Sort through the listing below and keep each line with the word "Williams". Copy those.

━━━━━ Dataset records

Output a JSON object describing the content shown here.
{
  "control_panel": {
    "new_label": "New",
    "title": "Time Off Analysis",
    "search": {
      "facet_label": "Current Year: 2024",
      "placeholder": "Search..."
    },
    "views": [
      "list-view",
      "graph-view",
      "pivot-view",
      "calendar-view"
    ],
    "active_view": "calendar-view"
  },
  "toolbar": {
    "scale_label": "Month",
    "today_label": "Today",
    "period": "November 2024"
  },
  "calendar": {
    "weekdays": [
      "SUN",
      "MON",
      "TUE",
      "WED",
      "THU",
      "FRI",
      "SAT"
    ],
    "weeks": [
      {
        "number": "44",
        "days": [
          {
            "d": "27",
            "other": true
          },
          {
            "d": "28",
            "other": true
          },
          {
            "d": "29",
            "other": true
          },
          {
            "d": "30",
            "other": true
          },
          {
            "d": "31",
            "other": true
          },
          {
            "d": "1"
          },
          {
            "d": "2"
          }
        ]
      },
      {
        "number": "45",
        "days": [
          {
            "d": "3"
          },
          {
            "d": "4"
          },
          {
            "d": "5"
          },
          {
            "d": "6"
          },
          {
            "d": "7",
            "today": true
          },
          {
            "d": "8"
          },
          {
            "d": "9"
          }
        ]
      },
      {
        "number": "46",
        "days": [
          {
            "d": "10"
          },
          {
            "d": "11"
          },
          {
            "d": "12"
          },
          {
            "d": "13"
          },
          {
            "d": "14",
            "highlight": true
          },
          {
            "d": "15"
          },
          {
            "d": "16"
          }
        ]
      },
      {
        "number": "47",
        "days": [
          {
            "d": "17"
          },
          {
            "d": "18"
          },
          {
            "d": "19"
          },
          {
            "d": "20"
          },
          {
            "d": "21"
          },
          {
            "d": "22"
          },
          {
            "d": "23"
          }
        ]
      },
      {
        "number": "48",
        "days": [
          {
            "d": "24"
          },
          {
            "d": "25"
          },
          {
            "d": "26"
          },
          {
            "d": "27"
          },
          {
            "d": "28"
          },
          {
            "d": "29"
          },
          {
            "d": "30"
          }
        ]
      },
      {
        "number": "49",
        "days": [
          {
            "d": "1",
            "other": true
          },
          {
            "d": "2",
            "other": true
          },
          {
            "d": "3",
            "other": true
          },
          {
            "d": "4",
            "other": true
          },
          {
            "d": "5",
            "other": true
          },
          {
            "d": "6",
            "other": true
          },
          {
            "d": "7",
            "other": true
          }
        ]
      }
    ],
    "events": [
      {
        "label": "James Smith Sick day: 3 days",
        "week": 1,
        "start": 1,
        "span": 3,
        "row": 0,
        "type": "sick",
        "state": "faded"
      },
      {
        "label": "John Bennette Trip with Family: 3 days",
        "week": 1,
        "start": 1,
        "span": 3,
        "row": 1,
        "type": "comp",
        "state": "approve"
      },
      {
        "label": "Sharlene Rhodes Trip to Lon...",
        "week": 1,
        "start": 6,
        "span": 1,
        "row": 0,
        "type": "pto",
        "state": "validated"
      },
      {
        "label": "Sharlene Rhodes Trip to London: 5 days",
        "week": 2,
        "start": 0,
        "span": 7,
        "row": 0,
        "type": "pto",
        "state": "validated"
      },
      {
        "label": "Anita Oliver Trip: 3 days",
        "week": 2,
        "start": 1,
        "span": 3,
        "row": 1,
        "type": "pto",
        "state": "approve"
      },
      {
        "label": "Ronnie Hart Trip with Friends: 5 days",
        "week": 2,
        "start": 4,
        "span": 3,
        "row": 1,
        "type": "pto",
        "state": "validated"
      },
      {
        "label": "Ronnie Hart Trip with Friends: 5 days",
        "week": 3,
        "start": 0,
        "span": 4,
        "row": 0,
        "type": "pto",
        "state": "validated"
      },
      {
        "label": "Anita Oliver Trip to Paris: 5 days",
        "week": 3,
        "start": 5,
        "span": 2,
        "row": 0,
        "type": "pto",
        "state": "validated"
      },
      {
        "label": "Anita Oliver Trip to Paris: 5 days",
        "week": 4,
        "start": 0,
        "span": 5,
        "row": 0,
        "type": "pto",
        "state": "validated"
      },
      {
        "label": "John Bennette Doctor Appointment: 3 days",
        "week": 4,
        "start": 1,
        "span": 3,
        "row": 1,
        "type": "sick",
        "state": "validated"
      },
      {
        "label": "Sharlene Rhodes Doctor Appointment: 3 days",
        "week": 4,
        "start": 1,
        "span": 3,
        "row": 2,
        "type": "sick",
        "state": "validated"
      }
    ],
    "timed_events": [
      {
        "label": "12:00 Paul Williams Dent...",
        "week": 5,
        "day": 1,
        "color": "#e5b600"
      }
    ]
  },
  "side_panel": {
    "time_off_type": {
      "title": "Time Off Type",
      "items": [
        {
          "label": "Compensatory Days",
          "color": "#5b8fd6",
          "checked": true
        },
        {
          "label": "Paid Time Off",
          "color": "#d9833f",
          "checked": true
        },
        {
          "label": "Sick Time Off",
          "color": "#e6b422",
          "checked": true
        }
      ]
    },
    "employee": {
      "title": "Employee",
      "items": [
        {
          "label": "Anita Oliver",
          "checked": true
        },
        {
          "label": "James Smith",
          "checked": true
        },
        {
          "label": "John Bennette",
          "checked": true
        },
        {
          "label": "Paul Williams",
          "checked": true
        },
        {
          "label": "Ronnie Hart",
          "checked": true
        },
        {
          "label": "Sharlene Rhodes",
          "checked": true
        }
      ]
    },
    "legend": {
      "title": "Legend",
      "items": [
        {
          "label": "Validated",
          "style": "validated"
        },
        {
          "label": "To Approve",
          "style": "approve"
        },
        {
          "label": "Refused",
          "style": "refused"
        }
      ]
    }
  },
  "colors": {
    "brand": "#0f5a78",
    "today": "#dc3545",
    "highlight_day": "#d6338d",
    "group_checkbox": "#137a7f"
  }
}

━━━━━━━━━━

### Solution for this task
        "label": "12:00 Paul Williams Dent...",
          "label": "Paul Williams",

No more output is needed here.